Start of Block
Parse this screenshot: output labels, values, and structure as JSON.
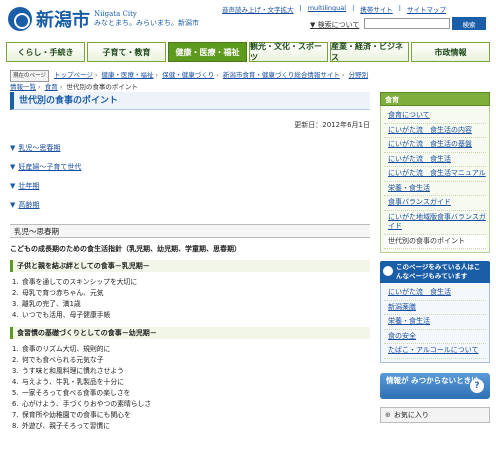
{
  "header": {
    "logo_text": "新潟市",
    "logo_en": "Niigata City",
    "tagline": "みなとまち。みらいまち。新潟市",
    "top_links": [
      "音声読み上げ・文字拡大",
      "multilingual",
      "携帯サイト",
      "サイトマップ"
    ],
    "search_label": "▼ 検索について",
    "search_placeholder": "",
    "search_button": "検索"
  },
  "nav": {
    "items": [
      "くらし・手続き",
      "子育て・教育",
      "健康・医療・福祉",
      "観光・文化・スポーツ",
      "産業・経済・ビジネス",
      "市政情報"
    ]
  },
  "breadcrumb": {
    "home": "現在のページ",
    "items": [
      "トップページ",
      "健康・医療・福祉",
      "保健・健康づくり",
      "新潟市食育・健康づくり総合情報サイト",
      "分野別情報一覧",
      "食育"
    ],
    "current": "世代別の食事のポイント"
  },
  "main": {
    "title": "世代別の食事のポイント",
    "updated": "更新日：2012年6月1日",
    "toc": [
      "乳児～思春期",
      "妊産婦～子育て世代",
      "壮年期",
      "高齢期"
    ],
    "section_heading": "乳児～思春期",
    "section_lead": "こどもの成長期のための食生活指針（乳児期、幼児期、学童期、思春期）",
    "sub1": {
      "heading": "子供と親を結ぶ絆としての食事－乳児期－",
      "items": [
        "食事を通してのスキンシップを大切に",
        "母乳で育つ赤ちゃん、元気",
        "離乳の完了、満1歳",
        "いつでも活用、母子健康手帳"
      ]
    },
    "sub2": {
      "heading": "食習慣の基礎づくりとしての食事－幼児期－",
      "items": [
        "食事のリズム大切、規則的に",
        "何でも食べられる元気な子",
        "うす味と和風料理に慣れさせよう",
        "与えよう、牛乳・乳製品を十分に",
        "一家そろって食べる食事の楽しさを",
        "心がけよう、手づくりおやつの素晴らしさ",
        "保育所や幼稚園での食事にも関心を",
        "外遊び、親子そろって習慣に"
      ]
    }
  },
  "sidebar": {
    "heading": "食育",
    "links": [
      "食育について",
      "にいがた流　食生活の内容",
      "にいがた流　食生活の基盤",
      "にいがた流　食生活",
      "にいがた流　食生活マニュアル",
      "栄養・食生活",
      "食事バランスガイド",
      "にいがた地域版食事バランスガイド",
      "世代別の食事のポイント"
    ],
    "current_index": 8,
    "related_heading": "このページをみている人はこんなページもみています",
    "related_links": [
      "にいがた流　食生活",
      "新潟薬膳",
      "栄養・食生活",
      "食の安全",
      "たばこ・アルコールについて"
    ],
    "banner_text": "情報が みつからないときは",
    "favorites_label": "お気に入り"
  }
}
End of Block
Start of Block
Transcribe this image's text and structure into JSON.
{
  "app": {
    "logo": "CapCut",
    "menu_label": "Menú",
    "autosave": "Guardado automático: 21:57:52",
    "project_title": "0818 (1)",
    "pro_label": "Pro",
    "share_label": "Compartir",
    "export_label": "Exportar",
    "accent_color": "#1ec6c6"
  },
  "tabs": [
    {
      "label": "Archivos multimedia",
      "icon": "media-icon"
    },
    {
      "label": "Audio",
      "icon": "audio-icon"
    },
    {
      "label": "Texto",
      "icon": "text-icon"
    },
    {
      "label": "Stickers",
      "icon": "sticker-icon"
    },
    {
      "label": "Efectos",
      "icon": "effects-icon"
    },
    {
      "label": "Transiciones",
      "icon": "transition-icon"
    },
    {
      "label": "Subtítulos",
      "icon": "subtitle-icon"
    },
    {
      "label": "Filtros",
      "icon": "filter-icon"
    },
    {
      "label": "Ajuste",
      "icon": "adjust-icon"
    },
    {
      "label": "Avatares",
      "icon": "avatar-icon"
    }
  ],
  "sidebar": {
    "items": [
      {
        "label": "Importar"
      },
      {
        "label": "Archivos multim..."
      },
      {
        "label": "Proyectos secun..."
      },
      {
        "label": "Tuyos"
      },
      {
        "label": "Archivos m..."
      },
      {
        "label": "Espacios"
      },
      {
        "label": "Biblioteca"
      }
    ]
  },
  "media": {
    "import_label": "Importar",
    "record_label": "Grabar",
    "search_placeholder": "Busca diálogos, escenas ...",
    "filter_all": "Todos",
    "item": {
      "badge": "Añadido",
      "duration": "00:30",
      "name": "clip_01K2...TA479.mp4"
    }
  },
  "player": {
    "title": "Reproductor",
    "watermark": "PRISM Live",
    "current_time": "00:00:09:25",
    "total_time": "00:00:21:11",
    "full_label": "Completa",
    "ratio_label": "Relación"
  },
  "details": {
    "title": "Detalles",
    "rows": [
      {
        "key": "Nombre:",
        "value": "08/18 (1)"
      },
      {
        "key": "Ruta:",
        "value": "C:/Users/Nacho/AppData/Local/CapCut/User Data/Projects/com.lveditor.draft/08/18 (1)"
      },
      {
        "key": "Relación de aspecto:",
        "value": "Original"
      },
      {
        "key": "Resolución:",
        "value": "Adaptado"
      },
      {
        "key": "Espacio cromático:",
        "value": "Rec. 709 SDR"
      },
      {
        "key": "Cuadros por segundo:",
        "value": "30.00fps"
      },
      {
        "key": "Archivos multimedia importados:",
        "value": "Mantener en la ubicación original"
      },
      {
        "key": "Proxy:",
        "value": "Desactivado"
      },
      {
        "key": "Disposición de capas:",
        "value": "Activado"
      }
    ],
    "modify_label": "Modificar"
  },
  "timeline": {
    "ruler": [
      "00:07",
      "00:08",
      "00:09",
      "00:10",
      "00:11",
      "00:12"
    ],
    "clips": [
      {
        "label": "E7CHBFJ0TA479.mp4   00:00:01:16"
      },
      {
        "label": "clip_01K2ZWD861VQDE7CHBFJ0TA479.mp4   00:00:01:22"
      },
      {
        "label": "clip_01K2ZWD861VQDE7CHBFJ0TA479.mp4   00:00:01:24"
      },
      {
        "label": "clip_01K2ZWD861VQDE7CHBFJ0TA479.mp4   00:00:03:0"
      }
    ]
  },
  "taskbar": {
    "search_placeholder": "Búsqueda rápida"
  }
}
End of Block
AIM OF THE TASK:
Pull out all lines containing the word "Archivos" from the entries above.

OUTPUT OF THE EXERCISE:
      "label": "Archivos multimedia",
        "label": "Archivos multim..."
        "label": "Archivos m..."
        "key": "Archivos multimedia importados:",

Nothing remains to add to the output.